Let me reiterate that although the current health care system may be imperfect and needs some work, it would be far better to leave it alone rather than to insert more government regulation, oversight and control into the current health care system. "Reform" does not necessarily have to cost the taxpayers one cent, but, according to preliminary estimates from the nonpartisan Congressional Budget Office, the original House health care bill, HR 3962, would have resulted in over $1 trillion in government subsidies with a net cost to the taxpayers of almost $900 billion over 10 years.
The bill currently being advanced by the House leadership by way of parliamentary sleight of hand was not even available for review until Thursday. Who knows what the true financial impact will be of the reconciled bill? If the long term cost of the health care bill is anything like the long term effects of the cost of Medicare, Medicaid and Social Security, all of which cost far more than originally estimated, the effect on this nation's economy will be disastrous.
Yet, U.S. Rep. David Scott (D-South Cobb) and his colleagues are rushing this bill toward a final vote and appear hell bent on getting something, anything, passed regardless of the financial consequences to our nation, the adverse effect the bill will have on the absolute best health care system in the world, and, in a display of the utmost arrogance and elitism, notwithstanding the expressed opposition of most Georgians and most Americans.
The House leadership also appears to be taking an approach of allowing members to "deem the Senate bill as having been passed" so they can continue the process of destroying the current health care system. The "deemed passed" strategy is the pinnacle of political cowardice, and, in my opinion, is an admission that the Senate version of the bill is chock full of bad ideas that none of the House Democrats want to go on record as having supported.
The Democrats have had a majority in both houses and in control of the White House since January 2009. If the bill were so good, it would have been passed long before now.
Who is Rep. Scott listening to? Can he hear only the siren call of the White House and the Speaker, who, with almost one voice, have stated something to the effect that "Once the American people find out what is in the bill, we will be satisfied with it." How offensive.
How many communications like mine has Scott received imploring him to vote "no" on this bill? Is he going to cast his vote consistent with the principles of the Blue Dog Coalition that he claims to follow?
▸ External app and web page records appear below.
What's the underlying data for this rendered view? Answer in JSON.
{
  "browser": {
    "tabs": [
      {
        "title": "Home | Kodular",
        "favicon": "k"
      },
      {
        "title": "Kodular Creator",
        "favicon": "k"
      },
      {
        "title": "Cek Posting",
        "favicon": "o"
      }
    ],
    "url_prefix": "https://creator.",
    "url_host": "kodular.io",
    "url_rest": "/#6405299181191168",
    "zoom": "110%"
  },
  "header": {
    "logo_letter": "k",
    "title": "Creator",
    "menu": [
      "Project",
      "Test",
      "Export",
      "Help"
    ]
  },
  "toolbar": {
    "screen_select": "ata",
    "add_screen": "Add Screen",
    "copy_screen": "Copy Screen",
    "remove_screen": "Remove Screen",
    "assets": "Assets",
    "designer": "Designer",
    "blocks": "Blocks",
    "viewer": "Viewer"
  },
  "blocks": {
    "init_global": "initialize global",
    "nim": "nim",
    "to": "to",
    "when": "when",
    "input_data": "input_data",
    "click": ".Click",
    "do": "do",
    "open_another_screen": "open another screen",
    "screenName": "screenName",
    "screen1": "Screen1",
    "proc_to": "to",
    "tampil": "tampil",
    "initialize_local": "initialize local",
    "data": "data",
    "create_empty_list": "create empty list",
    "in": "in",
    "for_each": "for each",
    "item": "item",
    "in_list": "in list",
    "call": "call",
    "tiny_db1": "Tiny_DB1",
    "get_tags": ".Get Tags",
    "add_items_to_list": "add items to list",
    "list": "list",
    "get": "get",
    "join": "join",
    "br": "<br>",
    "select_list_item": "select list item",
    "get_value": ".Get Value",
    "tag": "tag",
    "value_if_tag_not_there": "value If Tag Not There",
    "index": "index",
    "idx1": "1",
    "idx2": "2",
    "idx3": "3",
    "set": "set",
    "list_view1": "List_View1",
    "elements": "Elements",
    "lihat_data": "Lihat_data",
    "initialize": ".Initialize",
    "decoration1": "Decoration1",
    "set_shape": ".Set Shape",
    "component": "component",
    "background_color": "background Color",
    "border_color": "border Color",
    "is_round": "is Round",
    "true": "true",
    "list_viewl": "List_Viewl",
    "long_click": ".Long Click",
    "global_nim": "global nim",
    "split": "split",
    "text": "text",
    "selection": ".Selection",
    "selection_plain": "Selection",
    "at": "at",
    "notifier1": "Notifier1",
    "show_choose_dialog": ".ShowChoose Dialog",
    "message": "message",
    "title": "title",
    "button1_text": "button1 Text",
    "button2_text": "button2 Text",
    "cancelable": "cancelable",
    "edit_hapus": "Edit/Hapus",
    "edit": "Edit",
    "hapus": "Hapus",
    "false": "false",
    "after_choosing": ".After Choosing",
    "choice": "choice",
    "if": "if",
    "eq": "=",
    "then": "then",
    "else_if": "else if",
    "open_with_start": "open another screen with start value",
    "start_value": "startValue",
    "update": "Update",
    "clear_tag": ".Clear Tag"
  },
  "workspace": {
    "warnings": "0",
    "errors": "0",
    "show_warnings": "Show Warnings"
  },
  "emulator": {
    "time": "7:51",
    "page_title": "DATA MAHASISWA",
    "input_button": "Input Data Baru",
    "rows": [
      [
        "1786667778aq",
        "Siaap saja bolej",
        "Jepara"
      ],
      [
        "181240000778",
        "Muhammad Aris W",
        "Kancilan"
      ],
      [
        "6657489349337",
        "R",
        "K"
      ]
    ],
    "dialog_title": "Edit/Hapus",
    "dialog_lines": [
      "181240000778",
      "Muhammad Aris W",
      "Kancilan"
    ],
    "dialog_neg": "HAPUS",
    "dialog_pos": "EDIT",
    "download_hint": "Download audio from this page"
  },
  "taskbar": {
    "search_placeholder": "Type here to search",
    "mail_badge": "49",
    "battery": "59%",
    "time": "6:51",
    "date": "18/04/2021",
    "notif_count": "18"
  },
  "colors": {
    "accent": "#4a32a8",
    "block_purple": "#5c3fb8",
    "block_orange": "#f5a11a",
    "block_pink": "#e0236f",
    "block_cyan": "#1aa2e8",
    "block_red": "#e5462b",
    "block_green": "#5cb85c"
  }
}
Is he going to continue to turn a blind eye and a deaf ear to the expressed will of the American people, who are literally shouting at their representatives in Washington to defeat this bill?
According to the latest tracking poll data (March 13/14) from Rasmussen, 53 percent of voters surveyed are opposed to the health care plan, with 46 percent being strongly opposed to the plan. Rasmussen conducted a state specific poll for Georgia in August, 2009 and found that 54 percent of those surveyed opposed the plan. The majority of Americans and the majority of Georgians do not want this bill. Even though Scott and his colleagues were sent to Washington to represent me and my neighbors, and to speak and vote on our behalf, he does not seem to care anymore about the will of the people.
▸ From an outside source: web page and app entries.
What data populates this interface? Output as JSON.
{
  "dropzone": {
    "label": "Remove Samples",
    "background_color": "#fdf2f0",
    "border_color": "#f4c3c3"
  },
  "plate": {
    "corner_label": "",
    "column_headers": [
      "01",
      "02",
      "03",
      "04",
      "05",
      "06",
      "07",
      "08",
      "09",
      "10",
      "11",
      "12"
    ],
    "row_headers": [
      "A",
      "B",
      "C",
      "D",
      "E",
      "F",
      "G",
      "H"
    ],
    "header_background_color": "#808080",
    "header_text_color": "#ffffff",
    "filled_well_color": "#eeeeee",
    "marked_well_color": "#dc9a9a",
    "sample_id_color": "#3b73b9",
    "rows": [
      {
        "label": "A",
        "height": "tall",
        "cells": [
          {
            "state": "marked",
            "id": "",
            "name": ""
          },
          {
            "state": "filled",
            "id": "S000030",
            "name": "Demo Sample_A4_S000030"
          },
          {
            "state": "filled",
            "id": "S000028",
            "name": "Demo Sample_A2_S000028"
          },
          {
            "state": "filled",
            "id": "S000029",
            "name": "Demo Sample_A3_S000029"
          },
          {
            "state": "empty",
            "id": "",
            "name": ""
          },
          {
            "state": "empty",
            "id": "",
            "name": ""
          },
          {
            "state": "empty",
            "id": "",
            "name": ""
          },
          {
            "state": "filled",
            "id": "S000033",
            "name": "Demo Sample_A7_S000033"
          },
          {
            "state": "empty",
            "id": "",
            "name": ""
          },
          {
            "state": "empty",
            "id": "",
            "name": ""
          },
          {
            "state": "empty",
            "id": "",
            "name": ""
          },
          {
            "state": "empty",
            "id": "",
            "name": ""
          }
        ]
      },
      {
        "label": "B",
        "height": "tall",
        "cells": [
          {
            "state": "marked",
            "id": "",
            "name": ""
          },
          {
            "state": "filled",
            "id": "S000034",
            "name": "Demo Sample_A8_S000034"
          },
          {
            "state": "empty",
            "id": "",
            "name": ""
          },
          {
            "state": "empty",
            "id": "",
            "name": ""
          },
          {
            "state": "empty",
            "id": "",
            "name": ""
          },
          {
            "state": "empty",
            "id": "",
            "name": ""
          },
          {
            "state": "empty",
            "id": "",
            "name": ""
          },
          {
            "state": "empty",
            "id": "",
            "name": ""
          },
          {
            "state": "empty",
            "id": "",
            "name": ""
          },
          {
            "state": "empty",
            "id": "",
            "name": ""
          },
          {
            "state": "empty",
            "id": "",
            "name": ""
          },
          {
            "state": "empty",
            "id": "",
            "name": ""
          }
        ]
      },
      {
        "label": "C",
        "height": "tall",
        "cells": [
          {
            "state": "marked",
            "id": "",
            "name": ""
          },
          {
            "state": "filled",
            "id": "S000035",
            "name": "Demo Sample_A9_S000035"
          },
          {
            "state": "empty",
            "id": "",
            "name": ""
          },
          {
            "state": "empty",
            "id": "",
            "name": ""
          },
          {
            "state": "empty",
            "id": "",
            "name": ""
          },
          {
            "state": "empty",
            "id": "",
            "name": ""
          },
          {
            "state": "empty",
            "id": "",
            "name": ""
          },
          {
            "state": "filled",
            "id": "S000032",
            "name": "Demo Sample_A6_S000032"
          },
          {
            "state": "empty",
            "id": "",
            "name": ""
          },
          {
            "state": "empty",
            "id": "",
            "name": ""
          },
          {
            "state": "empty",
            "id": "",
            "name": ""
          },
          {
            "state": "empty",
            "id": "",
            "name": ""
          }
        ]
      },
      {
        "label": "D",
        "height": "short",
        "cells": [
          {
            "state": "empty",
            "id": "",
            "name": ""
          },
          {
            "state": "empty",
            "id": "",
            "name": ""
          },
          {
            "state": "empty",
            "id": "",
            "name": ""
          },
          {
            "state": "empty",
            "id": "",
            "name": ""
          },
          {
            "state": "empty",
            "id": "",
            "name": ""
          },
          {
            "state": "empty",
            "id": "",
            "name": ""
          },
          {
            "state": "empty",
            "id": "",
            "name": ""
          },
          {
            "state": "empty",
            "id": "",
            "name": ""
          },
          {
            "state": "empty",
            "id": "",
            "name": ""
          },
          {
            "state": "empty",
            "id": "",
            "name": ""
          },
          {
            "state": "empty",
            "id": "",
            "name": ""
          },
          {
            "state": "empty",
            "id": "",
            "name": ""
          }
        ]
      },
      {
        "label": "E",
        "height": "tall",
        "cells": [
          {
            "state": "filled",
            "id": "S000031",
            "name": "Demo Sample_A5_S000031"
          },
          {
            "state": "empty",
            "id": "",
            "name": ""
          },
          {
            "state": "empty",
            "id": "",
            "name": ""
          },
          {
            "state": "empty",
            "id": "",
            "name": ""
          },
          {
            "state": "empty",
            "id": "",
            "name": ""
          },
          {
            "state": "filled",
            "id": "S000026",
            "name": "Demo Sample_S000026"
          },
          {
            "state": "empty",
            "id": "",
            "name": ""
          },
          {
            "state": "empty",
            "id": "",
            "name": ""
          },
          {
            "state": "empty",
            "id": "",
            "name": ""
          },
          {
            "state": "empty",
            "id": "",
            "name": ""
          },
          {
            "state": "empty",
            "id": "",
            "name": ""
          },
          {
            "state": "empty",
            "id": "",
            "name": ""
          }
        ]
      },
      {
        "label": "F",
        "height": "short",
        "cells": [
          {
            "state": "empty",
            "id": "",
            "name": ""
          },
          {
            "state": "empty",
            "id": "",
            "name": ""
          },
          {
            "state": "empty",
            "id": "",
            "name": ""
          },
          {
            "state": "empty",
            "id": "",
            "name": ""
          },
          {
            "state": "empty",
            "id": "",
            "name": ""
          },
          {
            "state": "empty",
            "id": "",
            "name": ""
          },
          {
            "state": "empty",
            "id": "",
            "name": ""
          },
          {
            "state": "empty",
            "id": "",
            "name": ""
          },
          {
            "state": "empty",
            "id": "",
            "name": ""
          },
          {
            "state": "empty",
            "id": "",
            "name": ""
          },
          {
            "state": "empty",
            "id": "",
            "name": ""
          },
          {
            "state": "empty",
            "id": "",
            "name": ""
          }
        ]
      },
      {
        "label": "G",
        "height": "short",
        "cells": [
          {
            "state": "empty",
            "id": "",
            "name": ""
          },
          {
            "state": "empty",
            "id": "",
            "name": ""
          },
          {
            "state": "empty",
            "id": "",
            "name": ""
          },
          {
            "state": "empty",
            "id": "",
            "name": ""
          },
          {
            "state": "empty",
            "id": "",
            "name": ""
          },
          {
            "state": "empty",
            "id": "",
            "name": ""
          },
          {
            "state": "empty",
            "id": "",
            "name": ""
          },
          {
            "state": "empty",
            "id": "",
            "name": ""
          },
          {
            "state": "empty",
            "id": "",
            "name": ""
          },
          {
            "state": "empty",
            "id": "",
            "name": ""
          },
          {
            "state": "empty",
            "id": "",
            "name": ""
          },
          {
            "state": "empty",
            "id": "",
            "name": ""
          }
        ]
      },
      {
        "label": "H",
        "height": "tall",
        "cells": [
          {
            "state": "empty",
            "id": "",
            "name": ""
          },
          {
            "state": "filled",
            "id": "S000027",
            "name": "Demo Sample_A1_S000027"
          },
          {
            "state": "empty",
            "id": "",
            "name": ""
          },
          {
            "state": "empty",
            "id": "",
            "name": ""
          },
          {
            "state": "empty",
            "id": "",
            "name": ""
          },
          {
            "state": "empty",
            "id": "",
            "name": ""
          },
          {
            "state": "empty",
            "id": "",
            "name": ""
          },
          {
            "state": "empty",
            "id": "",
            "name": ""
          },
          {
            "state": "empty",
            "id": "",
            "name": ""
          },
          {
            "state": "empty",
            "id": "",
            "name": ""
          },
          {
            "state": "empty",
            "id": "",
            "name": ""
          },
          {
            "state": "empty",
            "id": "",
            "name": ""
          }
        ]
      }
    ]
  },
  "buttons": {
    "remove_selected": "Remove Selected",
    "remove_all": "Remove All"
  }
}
I suggest that he and his colleagues should be held strictly accountable for their indifference.
Jerry Landers is a Marietta attorney.